CO-OWNERSHIP DEALS WITH MILAN RENEWED:
- Kevin Constant (co-owned w/Genoa, playing for Milan)
- Riccardo Saponara (co-owned w/Empoli, has been playing for Empoli, will now play for Milan)*
- Gianmario Comi (co-owned w/Torino, will play for Novara)
- Mattia Valoti (co-owned w/Albinoleffe, has been playing for Albinoleffe)
- Lorenzo Saporetti (co-owned w/Cesena, plays in Milan Youth Sector)

CO-OWNERSHIP DEALS WITH OTHER CLUBS RENEWED:
- Simone Calvano (Hellas Verona, on loan to San Marino)
- Alberto Paloschi (Chievo, plays for Chievo)
- Simone Verdi (Torino, will play for Empoli)
- Davide Pacifico (Novara)

NEW CO-OWNERSHIP DEALS:
- Filippo Lora (Cittadella)
- Michelangelo Albertazzi (Hellas Verona)

BOUGHT OUTRIGHT BY MILAN:
- Giacomo Beretta (from Genoa, had been on loan to Pavia)
- Marco Bortoli (from Novara, plays for Milan Primavera)
- Luca Ghiringhelli (from Novara)
- David Speziale (from Lecce, had been playing for Hellas Verona)

BOUGHT OUTRIGHT BY OTHER CLUBS:
- Marco Baldan (Nocerina)
- Alberto Calvetti (Verona)
- Andrea De Vito (Cittadella)
- Andrea Peverelli (Novara)

NO DEAL:
- Wilfred Osuji (goes to Padova)
- Simone Romagnoli (goes to Pescara)


*Parma have reportedly been after Empoli’s half of Saponara. Either team can sell their half of the player at any time, which requires the other team to negotiate with the new club as to where the player will play, etc.

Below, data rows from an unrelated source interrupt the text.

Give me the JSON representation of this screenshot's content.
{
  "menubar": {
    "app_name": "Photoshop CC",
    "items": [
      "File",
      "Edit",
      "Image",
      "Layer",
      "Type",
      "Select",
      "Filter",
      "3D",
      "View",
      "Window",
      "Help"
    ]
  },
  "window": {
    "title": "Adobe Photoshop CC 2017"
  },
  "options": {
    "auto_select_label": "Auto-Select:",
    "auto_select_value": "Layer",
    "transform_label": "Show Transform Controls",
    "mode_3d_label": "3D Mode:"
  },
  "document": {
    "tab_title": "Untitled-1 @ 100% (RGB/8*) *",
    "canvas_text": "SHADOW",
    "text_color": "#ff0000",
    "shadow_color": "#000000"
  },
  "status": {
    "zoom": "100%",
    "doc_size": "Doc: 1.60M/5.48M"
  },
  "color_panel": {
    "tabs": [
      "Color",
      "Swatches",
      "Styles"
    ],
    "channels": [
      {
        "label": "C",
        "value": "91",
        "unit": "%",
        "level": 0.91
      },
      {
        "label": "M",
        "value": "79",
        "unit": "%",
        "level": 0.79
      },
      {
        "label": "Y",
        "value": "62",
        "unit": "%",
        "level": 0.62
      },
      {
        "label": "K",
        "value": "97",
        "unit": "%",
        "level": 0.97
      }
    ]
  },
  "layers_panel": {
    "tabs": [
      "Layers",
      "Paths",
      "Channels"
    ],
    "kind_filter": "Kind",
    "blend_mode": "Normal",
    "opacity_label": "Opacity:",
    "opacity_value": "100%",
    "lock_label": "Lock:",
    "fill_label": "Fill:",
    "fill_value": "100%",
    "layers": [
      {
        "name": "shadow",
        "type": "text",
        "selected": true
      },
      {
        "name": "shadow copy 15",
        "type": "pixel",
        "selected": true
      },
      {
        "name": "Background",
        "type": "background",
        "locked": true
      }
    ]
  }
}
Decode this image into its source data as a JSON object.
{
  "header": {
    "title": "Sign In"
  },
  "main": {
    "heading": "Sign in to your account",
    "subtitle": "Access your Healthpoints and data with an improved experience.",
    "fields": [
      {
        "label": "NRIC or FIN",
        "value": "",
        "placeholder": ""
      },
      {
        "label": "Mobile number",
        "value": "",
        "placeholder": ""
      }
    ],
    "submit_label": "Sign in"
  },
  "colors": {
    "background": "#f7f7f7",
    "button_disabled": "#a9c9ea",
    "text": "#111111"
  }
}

Filippo Lora, this past season's Primavera captain is now co-owned by Cittadella

So Milan have invested in other players, have had other clubs invest in our players, have bought our own youth players back, sold our youth players to other clubs, and let a couple of players go. And even still, some of these deals may be used as bargaining chips to help acquire other players. If you listened to the special Youth Sector podcast a couple of weeks ago with Francesco Battaglia, you’ll remember us talking about how hard it its for so many of the youth players to even play professionally. So you can see that at least for these players, they are getting to play, even if it is for Serie B or other teams.

Two of our most infamous co-ownership deals come from other youth sectors: Kevin Constant, who came from Toulouse in France and we now co-own with Genoa, and Riccardo Saponara, who came from the humble beginnings of Serie D side Ravenna. Constant played for Chievo and then Genoa, at which point last year, Milan bought 50% of his contract from Genoa. Saponara had moved to Serie B side Empoli in January, and in January, Milan bought 50% of his contract but left him at Empoli to finish the season. He will now join Milan this summer and play next season with our first team.

Much is anticipated from Riccardo Saponara, co-owned with Empoli, but playing for Milan this season

Co-ownership encourages the development of young players, even if it complicates everything else. And while it is probably most beneficial to the clubs themselves, allowing them minimal risk and maximum benefit, it probably allows some players to play who wouldn’t otherwise. But I suppose for the players, it’s a bit like having parents who you know are going to get divorced in two years. Or like surrendering two years of your career to a tale of two clubs.


This post inspired by the music of The Strokes